Over the past few weeks, there has been a veritable flood of news articles and OP-ED pieces bemoaning the impending, and seemingly inevitable, demise of Sears.
For someone who grew up when the Sears catalogue and the yellow pages were indispensable resources this has made me a bit nostalgic for those “good old days”. And don’t even get me started on the excitement generated between me and my siblings when the Christmas “Wish Book” showed up in the mail once a year.
Yes, this was back at the dawn of time, before the Internet, smart phones, PCs (gasp), and even before shopping malls. We had three local TV channels and a black and white Philco to watch them on, so the Sears catalogue was entertainment. The family took turns leafing through the (soon to be dog eared) pages of the catalogue, hoping and dreaming, and ultimately picking out few items, e.g. back to school clothes that fell within that year’s budget. Mom would take care of the essential items like socks and underwear, while we would get to choose a couple of shirts and a few pairs of pants. We did not worry so much about size, fit or fashion in those days, close was good enough. The nearest thing to a “designer brand” we had was Levi’s.
After consolidating the requests from all the kids, my mom would proceed to process the “order”. This meant going to the local bank branch to get enough cash to buy a money order, then going to the post office, conveniently located in the same building as the town’s only bank, then posting the order off to Sears. Several days later, a red card would show up in your post office box (no home delivery for in-town addresses in those days). If you were the kid fortunate enough to check the box that day, you took the card around to the counter and someone from the post office staff went into the “backroom” to dig out your package from Sears that was nested among several other packages from Sears bound for other local families.
While this process may appear to be archaic by today’s standards, it all worked remarkable well for many years. True, there were not a lot of other options, but I think another important element was trust. We trusted the local bank and post office, as well as the folks working at both. After all, these were widely respected institutions and we knew the people personally. They all lived in the local area - no one had 90 minute commutes in those days. And we trusted Sears. They had become a part of the national fabric and we knew that if we had any problems, we could contact Sears and they would make it right.
As mentioned above, there has been much written about what happened to Sears and what has them teetering on the brink of bankruptcy. When you boil all that analysis away, I think you will find underneath it all a trust issue associate with the Sears brand. The retail industry changed, Sears got distracted trying to figure out its role in that new landscape and lost the very elements that made it a brand we trusted.
They tried to expand their footprint with acquisitions, did not invest in their stores, failed to understand what was driving the changes in the market and responded to decline of the brand by cutting costs, sacrificing the quality of their products and failing to maintain the customer service levels that had made them a preferred retailer. (In the trust department, it doesn’t help that their subsidiary, Kmart, recently announced a second major data breach in two years.)

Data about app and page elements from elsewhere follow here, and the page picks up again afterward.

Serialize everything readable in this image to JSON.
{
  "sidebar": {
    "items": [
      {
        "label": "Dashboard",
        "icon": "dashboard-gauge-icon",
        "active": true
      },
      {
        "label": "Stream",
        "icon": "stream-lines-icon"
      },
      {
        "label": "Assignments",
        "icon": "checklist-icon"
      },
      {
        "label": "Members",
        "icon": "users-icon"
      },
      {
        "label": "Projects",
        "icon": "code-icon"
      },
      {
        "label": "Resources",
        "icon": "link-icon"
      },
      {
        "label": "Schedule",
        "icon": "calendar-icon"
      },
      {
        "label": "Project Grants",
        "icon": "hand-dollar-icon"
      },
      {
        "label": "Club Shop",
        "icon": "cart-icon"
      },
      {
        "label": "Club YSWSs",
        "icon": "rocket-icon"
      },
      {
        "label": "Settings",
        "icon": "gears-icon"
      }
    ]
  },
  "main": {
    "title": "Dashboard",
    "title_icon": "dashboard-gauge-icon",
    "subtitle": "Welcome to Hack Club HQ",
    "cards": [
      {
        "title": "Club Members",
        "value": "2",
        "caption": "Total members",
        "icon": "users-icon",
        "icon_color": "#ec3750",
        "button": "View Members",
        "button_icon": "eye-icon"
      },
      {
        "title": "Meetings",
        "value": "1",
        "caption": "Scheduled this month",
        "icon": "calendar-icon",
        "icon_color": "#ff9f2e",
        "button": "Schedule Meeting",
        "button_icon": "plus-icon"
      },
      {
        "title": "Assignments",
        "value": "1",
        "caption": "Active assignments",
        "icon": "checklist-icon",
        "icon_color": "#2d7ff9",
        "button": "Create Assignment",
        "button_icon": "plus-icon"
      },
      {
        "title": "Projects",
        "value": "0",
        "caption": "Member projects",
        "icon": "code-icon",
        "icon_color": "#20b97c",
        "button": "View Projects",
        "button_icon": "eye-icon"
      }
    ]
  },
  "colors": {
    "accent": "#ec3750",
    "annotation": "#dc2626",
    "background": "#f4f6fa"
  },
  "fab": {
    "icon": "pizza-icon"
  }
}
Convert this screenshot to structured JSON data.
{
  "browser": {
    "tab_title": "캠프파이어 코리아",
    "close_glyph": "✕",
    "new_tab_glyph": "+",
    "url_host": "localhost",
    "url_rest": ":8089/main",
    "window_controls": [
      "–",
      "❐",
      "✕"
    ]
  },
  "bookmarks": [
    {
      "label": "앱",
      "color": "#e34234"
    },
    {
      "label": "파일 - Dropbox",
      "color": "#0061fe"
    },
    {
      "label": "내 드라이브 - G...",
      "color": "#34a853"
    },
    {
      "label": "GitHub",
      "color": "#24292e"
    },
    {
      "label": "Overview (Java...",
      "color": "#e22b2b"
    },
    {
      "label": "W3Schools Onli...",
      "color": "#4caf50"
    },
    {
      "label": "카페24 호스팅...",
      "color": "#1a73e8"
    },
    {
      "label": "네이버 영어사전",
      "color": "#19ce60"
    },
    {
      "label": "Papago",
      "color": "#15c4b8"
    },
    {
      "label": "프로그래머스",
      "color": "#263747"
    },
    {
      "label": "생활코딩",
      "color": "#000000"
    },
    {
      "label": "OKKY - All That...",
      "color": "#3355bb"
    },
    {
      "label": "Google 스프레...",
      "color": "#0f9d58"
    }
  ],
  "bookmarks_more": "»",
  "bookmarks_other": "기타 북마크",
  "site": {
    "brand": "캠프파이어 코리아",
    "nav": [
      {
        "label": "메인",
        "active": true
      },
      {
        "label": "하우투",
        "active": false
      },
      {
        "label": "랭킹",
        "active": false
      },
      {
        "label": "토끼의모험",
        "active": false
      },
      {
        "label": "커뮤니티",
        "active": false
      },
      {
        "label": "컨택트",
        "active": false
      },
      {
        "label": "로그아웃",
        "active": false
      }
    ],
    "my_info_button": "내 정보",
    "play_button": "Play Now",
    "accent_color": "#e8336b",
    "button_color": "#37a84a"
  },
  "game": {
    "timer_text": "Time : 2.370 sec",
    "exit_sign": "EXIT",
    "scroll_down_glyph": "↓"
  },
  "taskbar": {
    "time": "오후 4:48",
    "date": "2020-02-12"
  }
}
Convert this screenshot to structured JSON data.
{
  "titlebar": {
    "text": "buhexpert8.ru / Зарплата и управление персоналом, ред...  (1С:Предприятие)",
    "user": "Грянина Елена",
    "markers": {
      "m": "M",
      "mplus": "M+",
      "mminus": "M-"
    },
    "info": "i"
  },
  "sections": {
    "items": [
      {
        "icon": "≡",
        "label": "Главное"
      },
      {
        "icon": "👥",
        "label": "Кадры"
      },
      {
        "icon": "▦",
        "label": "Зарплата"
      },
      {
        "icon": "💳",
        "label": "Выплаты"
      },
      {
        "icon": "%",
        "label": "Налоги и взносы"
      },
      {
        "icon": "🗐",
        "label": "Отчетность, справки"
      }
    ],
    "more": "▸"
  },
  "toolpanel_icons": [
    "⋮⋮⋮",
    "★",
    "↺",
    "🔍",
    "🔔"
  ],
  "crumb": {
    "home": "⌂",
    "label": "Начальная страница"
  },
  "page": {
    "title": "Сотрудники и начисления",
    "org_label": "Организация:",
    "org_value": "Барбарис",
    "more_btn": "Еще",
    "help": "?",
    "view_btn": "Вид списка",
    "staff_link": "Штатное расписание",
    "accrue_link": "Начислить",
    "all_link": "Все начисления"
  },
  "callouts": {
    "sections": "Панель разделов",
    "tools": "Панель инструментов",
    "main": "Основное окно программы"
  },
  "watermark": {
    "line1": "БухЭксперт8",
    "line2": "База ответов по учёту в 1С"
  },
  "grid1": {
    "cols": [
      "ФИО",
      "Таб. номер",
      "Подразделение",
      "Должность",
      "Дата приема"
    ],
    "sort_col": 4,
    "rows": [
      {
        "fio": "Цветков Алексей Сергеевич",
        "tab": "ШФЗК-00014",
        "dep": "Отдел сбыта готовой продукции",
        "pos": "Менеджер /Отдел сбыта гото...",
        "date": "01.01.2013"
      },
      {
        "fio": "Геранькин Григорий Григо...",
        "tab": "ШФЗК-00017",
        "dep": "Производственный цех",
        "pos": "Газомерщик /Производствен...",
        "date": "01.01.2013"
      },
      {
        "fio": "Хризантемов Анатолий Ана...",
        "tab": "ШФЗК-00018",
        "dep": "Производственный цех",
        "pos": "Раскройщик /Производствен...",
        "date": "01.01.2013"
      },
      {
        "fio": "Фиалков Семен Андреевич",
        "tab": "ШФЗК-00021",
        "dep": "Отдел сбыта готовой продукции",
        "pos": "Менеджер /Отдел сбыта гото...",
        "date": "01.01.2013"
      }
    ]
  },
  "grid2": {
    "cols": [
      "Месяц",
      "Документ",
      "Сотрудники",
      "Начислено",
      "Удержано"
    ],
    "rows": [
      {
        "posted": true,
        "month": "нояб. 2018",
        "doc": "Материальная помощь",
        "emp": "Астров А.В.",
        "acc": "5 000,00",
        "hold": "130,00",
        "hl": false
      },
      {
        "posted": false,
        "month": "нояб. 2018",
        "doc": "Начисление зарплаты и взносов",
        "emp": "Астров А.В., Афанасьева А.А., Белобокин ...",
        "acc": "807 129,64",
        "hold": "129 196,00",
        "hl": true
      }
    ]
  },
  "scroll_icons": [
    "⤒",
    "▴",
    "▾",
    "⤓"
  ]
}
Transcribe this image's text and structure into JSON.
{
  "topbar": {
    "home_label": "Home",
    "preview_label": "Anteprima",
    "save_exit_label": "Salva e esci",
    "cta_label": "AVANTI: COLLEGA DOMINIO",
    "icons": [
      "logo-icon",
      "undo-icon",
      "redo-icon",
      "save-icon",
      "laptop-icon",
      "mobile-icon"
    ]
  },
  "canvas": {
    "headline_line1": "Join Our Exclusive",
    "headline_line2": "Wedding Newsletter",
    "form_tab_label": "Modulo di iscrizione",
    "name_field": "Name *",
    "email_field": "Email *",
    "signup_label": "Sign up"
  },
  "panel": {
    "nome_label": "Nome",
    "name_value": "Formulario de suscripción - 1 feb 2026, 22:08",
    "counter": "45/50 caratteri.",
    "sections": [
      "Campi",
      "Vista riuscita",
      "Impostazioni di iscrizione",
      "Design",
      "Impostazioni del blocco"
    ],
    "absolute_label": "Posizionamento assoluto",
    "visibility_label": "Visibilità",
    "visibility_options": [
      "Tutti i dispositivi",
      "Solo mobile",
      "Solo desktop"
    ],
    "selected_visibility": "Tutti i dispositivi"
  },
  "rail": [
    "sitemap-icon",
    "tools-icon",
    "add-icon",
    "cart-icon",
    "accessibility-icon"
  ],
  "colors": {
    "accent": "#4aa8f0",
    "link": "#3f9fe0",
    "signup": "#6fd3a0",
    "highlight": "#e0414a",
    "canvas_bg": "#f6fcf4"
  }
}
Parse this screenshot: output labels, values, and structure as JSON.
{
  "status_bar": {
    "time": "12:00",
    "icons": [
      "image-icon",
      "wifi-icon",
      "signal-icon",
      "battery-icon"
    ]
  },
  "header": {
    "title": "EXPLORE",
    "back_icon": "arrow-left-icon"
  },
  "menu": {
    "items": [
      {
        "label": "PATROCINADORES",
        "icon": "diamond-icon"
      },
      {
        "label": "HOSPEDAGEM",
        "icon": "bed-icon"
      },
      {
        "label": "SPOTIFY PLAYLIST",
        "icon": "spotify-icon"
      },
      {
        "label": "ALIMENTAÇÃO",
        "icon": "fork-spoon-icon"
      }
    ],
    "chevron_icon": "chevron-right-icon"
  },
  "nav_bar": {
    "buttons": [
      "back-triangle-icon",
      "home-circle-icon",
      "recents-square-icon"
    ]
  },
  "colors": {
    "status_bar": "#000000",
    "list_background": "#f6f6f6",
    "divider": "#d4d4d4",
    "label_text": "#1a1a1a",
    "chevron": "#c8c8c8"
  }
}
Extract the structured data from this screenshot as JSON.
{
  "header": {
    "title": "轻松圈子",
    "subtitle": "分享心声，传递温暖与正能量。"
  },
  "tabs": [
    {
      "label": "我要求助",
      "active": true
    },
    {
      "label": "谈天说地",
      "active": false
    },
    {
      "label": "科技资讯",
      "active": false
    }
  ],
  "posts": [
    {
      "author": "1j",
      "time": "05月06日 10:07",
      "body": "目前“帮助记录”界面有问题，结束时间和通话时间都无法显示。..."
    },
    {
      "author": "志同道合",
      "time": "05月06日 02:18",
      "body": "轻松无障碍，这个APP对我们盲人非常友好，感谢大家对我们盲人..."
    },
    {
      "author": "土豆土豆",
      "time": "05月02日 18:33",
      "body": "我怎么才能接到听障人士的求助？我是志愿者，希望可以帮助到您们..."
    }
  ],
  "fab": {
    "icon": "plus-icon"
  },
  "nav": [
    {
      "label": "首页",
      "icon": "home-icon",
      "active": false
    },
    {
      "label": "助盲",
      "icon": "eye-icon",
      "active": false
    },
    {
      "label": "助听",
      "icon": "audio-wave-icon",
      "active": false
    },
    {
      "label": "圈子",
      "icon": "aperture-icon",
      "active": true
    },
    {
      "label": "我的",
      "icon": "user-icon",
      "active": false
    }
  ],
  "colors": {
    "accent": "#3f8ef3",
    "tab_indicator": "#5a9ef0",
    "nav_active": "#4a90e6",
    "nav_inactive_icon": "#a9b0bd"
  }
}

We clearly live in a different place and time than I did as a child. We certainly have a lot more convenience and choice than we did in the past, but that convenience and choice comes at a cost. Our laptops, tablets, smartphones and ubiquitous connectivity to the Internet allows us to bank while on an airplane, order from Amazon while standing in line at the supermarket and FaceTime with family across the country. However, these same devices are a pipeline connecting us to alt news, fake reviews, and more while creating a bevy of issues around privacy and data security.
A recent item published by Credit Cards.com estimated that more than 94 million Americans currently store their payment card information online. Compare that with data gathered by CNBC on the cost of identity theft and it would seem that almost 20% of the population who store card data online are at significant risk. Presumably they are most interested in personal convenience and lack awareness and/or concern about the well-publicized issues related to on-line security and data breeches. It is not beyond the realm of possibility, I suppose, to wonder if they know what “stored online” means.
As the US continues its migration to EMV, Card Not Present (CNP) fraud will continue to expand and the payment information stored online is going to become increasingly attractive to the same criminals that have already demonstrated their skills in other settings. It seems no organization is safe from them. Retailers, e-tailers, issuers, acquirers, insurance companies, hospitals, and governments, have all been hacked and remain under attack. For those interested in more information on just how far and wide this vulnerability stretches, this popular website offers a view to that http://www.databreachtoday.com/, albeit a very disturbing one.
Yes, we had fewer options back when Sears was at its peak. The world was smaller and many of the positive things technology has brought us were not available. I guess the question now is has trust become a casualty of these advances and, if so, who do we trust now?